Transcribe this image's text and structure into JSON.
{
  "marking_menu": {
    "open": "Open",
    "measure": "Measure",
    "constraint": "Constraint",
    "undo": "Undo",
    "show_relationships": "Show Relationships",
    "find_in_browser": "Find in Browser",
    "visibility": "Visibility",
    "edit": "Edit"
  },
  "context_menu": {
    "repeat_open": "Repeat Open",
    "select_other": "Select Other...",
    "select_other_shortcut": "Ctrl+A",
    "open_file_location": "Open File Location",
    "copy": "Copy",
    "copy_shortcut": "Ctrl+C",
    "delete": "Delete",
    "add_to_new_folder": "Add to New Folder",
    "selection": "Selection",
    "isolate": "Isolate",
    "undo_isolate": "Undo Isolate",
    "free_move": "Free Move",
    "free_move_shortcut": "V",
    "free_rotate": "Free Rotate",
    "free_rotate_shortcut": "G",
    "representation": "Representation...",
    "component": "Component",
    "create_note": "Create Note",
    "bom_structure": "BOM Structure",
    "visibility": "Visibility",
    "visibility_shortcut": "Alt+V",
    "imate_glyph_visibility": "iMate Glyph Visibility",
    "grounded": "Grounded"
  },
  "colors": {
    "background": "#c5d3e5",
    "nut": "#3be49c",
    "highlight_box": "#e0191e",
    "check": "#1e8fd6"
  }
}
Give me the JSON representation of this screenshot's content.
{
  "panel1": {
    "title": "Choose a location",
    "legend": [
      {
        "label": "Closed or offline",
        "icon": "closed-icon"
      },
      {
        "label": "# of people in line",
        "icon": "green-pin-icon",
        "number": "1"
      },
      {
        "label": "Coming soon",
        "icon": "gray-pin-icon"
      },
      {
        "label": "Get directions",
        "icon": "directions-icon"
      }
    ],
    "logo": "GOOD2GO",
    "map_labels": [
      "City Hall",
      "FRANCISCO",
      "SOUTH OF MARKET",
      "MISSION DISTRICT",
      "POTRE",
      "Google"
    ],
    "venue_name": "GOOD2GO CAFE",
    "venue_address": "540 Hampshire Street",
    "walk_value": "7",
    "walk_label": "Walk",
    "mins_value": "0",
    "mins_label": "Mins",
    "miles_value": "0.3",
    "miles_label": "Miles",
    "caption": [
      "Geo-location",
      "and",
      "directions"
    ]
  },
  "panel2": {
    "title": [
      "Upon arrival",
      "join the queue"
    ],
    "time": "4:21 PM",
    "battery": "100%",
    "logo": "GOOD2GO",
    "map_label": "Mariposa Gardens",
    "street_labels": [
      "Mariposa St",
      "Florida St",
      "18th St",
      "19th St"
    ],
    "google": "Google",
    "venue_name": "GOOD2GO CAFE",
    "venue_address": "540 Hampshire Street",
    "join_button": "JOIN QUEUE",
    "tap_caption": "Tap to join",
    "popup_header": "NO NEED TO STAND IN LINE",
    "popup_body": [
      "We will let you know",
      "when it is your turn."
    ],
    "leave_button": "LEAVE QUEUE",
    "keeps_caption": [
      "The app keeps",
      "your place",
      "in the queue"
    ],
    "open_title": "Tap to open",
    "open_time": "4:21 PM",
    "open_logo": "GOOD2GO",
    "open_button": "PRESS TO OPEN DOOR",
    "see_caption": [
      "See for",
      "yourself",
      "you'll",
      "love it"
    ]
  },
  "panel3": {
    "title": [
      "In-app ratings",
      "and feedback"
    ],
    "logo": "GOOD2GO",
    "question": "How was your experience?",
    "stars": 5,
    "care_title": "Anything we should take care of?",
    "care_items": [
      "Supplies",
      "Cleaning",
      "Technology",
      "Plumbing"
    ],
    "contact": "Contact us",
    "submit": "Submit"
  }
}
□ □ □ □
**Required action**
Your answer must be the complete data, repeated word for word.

**Written reply**
Transcribe this image's text and structure into JSON.
{
  "marking_menu": {
    "open": "Open",
    "measure": "Measure",
    "constraint": "Constraint",
    "undo": "Undo",
    "show_relationships": "Show Relationships",
    "find_in_browser": "Find in Browser",
    "visibility": "Visibility",
    "edit": "Edit"
  },
  "context_menu": {
    "repeat_open": "Repeat Open",
    "select_other": "Select Other...",
    "select_other_shortcut": "Ctrl+A",
    "open_file_location": "Open File Location",
    "copy": "Copy",
    "copy_shortcut": "Ctrl+C",
    "delete": "Delete",
    "add_to_new_folder": "Add to New Folder",
    "selection": "Selection",
    "isolate": "Isolate",
    "undo_isolate": "Undo Isolate",
    "free_move": "Free Move",
    "free_move_shortcut": "V",
    "free_rotate": "Free Rotate",
    "free_rotate_shortcut": "G",
    "representation": "Representation...",
    "component": "Component",
    "create_note": "Create Note",
    "bom_structure": "BOM Structure",
    "visibility": "Visibility",
    "visibility_shortcut": "Alt+V",
    "imate_glyph_visibility": "iMate Glyph Visibility",
    "grounded": "Grounded"
  },
  "colors": {
    "background": "#c5d3e5",
    "nut": "#3be49c",
    "highlight_box": "#e0191e",
    "check": "#1e8fd6"
  }
}
Give me the JSON representation of this screenshot's content.
{
  "panel1": {
    "title": "Choose a location",
    "legend": [
      {
        "label": "Closed or offline",
        "icon": "closed-icon"
      },
      {
        "label": "# of people in line",
        "icon": "green-pin-icon",
        "number": "1"
      },
      {
        "label": "Coming soon",
        "icon": "gray-pin-icon"
      },
      {
        "label": "Get directions",
        "icon": "directions-icon"
      }
    ],
    "logo": "GOOD2GO",
    "map_labels": [
      "City Hall",
      "FRANCISCO",
      "SOUTH OF MARKET",
      "MISSION DISTRICT",
      "POTRE",
      "Google"
    ],
    "venue_name": "GOOD2GO CAFE",
    "venue_address": "540 Hampshire Street",
    "walk_value": "7",
    "walk_label": "Walk",
    "mins_value": "0",
    "mins_label": "Mins",
    "miles_value": "0.3",
    "miles_label": "Miles",
    "caption": [
      "Geo-location",
      "and",
      "directions"
    ]
  },
  "panel2": {
    "title": [
      "Upon arrival",
      "join the queue"
    ],
    "time": "4:21 PM",
    "battery": "100%",
    "logo": "GOOD2GO",
    "map_label": "Mariposa Gardens",
    "street_labels": [
      "Mariposa St",
      "Florida St",
      "18th St",
      "19th St"
    ],
    "google": "Google",
    "venue_name": "GOOD2GO CAFE",
    "venue_address": "540 Hampshire Street",
    "join_button": "JOIN QUEUE",
    "tap_caption": "Tap to join",
    "popup_header": "NO NEED TO STAND IN LINE",
    "popup_body": [
      "We will let you know",
      "when it is your turn."
    ],
    "leave_button": "LEAVE QUEUE",
    "keeps_caption": [
      "The app keeps",
      "your place",
      "in the queue"
    ],
    "open_title": "Tap to open",
    "open_time": "4:21 PM",
    "open_logo": "GOOD2GO",
    "open_button": "PRESS TO OPEN DOOR",
    "see_caption": [
      "See for",
      "yourself",
      "you'll",
      "love it"
    ]
  },
  "panel3": {
    "title": [
      "In-app ratings",
      "and feedback"
    ],
    "logo": "GOOD2GO",
    "question": "How was your experience?",
    "stars": 5,
    "care_title": "Anything we should take care of?",
    "care_items": [
      "Supplies",
      "Cleaning",
      "Technology",
      "Plumbing"
    ],
    "contact": "Contact us",
    "submit": "Submit"
  }
}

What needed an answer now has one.